Taylor Swift, Obama lead tributes in star-studded Rock Hall of Fame ceremony
CLEVELAND, Ohio (Reuters) - Taylor Swift serenaded Carole King, former U.S. President Barack Obama praised rapper JAY-Z, and Paul McCartney paid tribute to the Foo Fighters on Saturday at a Rock & Roll Hall of Fame induction ceremony that also honored Tina Turner and The Go-Gos.
Obama, speaking via video, called 23-time Grammy winner JAY-Z "the embodiment of the American Dream" for his rise from a poor New York neighborhood to a billionaire songwriter, record executive and businessman.
JAY-Z, 51, seemed overwhelmed by the tributes, which included one from comedian Dave Chappelle.
"That's a lot. Trying to make me cry in front of all these white people!" he joked. "Growing up we didn't think we could be inducted in the Rock & Roll Hall of Fame. We were told that hip-hop was a fad."
Swift opened the show with a pop version of "Will You Love Me Tomorrow" while Jennifer Hudson sang "A Natural Woman" in honor of the singer-songwriter King, 79, who led the audience in a singalong of her hit "You've Got a Friend."
"I can't remember a time when I didn't know Carole King's music," said Swift, calling her 1971 "Tapestry" album "a watershed moment for humans in the world with feelings."
The ceremony in Cleveland, Ohio, was packed with A-listers including Dr. Dre, Eminem, Jennifer Lopez, Lionel Richie and Keith Urban.
Christina Aguilera led a medley of Turner's biggest hits.
The "Simply the Best" singer, who now lives quietly in Switzerland, was unable to attend Saturday's ceremony but sent thanks by video.
"If they're still giving me awards at 81, I must be doing something right," Turner said.
Turner was first given the honor in 1991 with her former husband Ike Turner but on Saturday she was celebrated for her even bigger solo career in the 1980s and 1990s.
King and Dave Grohl were also two time honorees.
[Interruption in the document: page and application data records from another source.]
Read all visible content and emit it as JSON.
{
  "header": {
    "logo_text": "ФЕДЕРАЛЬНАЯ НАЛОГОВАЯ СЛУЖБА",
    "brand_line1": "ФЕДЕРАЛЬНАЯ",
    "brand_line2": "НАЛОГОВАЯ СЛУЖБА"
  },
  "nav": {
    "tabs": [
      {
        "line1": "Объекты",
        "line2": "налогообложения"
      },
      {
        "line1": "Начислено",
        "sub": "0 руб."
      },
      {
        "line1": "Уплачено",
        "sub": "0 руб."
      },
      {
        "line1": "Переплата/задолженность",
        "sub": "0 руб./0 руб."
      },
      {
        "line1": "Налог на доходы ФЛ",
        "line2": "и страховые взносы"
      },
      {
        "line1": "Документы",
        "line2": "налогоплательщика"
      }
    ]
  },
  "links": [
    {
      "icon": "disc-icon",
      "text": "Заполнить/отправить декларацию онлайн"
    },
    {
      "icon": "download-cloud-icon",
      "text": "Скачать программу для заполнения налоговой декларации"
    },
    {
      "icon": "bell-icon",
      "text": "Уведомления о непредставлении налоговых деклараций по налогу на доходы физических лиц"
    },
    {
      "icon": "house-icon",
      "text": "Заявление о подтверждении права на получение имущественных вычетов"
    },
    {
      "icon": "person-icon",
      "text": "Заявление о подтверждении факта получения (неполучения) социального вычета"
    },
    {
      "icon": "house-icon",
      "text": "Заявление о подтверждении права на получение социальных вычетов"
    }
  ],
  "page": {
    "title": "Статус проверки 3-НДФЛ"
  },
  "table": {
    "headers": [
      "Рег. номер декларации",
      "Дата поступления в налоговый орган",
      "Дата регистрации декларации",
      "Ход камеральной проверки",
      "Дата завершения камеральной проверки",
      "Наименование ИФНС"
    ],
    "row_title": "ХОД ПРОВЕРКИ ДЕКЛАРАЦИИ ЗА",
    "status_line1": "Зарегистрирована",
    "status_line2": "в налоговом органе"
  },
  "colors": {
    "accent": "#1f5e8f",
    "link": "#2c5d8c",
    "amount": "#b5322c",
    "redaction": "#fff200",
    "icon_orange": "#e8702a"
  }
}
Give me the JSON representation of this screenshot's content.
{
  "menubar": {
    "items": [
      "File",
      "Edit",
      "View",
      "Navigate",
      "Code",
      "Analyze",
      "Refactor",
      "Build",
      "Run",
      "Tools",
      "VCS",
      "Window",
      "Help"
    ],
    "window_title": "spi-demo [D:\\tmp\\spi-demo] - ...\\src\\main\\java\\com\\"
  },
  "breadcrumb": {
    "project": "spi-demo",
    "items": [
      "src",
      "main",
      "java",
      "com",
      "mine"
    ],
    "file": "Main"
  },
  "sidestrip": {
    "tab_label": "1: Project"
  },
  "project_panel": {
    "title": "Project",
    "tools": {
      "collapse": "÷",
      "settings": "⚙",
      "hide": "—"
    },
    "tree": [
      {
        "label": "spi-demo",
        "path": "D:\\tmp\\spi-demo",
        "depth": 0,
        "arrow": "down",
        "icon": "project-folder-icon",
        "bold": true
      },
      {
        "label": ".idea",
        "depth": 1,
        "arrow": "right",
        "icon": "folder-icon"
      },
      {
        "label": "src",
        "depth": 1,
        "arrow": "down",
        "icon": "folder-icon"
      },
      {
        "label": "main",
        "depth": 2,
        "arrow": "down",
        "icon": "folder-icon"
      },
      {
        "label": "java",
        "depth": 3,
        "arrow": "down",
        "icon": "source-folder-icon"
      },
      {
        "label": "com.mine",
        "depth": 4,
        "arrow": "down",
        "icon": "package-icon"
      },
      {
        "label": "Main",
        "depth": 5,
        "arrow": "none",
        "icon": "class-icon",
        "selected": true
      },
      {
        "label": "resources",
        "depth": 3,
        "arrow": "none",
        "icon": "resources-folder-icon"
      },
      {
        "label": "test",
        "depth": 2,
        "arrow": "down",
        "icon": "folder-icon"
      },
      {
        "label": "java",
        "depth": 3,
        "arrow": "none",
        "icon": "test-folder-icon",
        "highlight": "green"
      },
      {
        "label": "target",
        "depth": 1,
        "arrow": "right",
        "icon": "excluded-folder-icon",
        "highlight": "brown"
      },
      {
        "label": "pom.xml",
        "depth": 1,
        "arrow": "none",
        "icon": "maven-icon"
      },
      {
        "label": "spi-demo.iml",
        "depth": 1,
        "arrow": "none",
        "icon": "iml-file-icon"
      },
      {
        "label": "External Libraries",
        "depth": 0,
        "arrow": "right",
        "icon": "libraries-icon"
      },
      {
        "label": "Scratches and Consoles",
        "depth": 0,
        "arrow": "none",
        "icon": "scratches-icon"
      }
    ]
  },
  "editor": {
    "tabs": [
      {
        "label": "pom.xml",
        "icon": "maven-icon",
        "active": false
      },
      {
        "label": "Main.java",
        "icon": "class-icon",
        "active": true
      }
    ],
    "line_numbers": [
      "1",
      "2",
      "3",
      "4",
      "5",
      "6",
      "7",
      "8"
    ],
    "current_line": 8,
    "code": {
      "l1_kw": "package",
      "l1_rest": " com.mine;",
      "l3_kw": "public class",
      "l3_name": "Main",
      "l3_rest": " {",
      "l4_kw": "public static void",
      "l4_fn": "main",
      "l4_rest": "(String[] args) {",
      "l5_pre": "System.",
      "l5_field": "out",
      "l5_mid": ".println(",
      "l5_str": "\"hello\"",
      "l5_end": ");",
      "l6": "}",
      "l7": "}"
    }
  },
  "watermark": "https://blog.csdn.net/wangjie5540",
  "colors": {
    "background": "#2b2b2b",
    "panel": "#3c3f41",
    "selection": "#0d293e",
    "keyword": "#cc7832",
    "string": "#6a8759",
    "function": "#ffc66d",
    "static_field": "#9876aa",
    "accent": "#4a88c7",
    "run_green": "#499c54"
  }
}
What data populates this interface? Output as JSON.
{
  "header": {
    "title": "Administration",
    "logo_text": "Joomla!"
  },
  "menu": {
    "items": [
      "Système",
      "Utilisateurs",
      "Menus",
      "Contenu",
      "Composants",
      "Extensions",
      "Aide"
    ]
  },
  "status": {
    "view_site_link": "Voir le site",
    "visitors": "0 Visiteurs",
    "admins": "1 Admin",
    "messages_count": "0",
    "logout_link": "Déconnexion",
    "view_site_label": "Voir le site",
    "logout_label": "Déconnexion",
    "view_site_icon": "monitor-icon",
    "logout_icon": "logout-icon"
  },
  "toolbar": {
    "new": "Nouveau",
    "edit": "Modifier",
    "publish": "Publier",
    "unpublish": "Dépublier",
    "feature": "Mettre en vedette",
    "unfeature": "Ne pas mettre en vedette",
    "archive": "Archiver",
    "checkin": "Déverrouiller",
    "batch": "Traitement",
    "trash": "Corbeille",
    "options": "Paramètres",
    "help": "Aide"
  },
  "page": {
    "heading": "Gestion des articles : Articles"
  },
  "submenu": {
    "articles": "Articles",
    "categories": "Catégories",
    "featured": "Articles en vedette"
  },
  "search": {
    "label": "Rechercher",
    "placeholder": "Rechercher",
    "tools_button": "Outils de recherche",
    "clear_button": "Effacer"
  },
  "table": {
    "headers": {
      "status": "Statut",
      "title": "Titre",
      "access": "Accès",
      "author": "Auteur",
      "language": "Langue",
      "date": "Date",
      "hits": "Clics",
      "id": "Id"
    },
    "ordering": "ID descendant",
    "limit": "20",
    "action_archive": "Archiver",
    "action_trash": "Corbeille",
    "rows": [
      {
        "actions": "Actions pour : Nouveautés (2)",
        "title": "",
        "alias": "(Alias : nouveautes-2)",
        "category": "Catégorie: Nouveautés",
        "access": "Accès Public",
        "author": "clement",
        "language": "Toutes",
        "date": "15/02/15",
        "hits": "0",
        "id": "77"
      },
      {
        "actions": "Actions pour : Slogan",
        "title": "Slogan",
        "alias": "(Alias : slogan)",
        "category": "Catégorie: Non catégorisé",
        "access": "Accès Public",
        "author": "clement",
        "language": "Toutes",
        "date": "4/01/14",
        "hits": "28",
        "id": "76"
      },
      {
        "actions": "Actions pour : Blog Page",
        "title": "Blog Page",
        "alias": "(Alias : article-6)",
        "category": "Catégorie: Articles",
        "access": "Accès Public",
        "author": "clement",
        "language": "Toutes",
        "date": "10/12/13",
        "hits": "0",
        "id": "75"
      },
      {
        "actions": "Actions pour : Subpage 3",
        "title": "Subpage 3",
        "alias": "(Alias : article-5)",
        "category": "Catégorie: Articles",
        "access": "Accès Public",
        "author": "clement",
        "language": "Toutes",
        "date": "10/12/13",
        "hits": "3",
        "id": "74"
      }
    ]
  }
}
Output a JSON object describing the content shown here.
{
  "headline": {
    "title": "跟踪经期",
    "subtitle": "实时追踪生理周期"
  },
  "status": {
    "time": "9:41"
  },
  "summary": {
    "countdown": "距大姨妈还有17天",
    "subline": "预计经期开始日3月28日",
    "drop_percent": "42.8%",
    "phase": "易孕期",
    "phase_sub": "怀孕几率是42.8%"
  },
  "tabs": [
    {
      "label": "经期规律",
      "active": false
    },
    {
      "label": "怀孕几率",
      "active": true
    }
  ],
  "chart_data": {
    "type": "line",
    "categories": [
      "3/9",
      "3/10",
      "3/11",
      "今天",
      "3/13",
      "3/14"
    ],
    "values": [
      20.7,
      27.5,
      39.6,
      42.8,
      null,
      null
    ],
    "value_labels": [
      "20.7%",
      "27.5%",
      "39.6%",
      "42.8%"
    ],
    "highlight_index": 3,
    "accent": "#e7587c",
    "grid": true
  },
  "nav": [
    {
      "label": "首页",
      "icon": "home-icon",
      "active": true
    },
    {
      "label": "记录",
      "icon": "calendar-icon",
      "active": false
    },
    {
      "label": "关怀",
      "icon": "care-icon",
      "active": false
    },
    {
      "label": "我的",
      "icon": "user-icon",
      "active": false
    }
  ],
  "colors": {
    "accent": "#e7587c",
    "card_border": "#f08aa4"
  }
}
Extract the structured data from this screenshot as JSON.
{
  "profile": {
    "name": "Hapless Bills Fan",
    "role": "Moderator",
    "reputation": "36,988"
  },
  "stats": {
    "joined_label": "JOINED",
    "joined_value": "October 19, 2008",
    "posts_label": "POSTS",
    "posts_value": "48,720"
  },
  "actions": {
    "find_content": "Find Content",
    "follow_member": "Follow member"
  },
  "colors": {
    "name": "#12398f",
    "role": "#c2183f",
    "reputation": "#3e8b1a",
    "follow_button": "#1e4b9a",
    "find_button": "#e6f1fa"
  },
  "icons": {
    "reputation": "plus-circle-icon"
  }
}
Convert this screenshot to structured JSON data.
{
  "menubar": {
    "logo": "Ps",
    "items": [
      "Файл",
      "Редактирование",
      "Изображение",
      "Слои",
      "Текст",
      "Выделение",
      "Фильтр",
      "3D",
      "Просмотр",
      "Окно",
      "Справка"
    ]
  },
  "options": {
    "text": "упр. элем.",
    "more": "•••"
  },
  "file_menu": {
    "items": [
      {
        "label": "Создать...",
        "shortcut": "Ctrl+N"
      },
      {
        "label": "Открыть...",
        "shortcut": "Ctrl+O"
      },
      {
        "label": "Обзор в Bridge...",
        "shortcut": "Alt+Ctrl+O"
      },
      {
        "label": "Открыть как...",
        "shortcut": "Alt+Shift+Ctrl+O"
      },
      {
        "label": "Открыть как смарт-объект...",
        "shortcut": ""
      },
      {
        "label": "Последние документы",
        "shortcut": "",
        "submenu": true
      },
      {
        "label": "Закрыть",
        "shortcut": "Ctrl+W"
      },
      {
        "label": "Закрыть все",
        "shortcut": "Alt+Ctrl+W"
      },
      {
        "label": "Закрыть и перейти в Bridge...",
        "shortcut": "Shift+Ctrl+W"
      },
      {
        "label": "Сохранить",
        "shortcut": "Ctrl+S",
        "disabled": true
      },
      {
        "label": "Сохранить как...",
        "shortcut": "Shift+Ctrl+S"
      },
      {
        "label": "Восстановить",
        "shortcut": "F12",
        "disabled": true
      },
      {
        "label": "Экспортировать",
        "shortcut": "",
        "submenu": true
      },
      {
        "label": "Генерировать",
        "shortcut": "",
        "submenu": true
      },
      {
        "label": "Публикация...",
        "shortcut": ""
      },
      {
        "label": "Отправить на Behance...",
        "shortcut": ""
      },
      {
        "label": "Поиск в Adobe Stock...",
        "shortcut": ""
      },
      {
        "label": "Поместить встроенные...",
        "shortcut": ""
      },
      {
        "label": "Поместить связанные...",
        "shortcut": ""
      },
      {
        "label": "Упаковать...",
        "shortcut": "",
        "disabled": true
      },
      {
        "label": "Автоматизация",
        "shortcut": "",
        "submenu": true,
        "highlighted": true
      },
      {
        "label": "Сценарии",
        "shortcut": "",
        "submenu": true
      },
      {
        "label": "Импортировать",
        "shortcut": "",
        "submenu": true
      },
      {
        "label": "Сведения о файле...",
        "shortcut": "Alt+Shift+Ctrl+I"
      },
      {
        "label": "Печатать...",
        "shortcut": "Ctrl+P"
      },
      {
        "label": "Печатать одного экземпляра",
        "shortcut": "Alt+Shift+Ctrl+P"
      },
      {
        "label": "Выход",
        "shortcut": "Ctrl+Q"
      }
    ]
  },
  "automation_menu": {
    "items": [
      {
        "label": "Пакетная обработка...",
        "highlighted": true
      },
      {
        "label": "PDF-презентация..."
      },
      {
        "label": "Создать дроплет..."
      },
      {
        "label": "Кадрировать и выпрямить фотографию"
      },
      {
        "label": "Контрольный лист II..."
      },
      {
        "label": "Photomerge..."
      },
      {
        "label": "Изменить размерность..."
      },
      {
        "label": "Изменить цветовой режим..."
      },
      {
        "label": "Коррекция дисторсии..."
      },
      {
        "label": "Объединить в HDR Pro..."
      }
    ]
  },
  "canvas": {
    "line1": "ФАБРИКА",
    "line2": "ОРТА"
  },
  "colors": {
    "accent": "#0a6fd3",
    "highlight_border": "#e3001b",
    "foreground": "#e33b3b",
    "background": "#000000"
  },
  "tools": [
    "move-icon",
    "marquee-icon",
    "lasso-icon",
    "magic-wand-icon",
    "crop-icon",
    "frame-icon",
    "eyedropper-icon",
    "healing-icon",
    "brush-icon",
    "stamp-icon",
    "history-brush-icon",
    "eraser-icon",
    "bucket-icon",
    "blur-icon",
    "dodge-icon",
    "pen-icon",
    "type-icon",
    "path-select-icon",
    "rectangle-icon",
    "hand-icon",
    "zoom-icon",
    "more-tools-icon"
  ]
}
King had previously been inducted with her songwriting partner Gerry Goffin, while Foo Fighters frontman Grohl was a member of grunge band Nirvana which was inducted in 2014.
McCartney said he and Grohl were both "ordinary kind of goofy" kids who had somehow fallen into rock and roll music.
Female 1980s rock band The Go-Gos, rapper LL Cool J, German electronic pioneers Kraftwerk and the late Billy Preston were also inducted.
American multi-instrumentalist Todd Rundgren, 73, was a no-show from his own induction ceremony. Rundgren had said he would not attend because he didn't consider music to be a contest.
The honors recognize artists who have spent more than 25 years in the music industry. They are selected based on ballots sent by the Rock & Roll Hall of Fame to more than 1,200 artists, historians and members of the music industry. Members of the public also provided votes.
The 2021 ceremony will be broadcast on cable channel HBO on Nov. 20.
(Writing by Jill Serjeant; Editing by Robert Birsel)